The purpose of education might seem obvious. People gather to learn, but what does that mean in practice? Educators will agree that the accumulation of knowledge is more than the simple downloading of facts.
The world is becoming increasingly complex and beyond the simple binary of “fake news,” information from all sectors needs to be (at the very least), questioned.
These issues extend beyond the classroom. How can we expect young people to make informed choices about future study or employment if they lack the ability to examine an issue from all angles?
Students of all ages should be taught to think critically, rather than simply memorize arguments. But what is the difference, and how do we foster the former skill?
More advocates moving students beyond asking “what” and encouraging them to ask “why” and “how.”
Like the example of climate change. Asking students “what are the main causes of climate change?” can be answered with a quick web search. He suggests questions like: “How does X cause climate change?” or “How will climate change impact where we live?” or “Why should our city care about climate change?”
Students should then be asked to support their points.

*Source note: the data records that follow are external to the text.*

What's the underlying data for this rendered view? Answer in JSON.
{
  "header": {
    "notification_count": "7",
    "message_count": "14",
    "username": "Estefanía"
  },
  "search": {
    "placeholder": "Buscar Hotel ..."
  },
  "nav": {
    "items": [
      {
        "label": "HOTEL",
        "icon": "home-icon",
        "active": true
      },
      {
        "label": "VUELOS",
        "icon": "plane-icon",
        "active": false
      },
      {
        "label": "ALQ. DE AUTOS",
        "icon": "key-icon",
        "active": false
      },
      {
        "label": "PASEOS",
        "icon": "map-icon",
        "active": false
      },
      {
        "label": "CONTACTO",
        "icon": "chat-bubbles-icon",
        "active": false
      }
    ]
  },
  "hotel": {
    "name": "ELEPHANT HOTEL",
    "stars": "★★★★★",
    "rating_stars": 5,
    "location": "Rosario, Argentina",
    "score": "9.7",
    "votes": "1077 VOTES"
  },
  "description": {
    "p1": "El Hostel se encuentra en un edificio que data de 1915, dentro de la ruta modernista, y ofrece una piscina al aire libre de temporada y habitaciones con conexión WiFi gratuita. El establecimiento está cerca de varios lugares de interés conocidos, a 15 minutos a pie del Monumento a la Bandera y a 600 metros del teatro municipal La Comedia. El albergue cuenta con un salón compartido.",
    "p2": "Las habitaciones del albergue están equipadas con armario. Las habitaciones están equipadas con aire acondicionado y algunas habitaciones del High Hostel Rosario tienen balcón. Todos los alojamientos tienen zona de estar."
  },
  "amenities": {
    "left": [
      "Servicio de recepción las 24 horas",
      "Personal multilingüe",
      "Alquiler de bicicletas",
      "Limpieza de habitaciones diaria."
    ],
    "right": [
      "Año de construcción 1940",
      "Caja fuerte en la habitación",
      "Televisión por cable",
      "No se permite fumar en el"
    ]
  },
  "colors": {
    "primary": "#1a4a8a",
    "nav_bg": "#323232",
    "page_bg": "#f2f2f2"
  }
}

This should not be framed as an intellectual attack, but students should get into the habit of offering evidence to support their opinions from an early age.
By the time they reach university, the habit should be ingrained. This will necessitate a discussion of what constitutes appropriate evidence. Web links are to be questioned. Reasoning supported by the scientific method is another skill to foster.
Understanding why material printed in peer-reviewed books and articles is superior to material published online is vital. However such conversations are fostered; students need to reflect on what constitutes “evidence.”
Introducing another perspective is useful. Staying with the example of climate change, ask students to research and think about how people in other locations might face the problem. Consider differences and similarities. Think about the global and local aspects of the topic. Students can then be asked to solve the problem under discussion.
This request should be specific. Asking students to “solve” the problem of climate change is intimidatingly broad, but asking “how can we address X and solve this as a cause of climate change?” should get them thinking.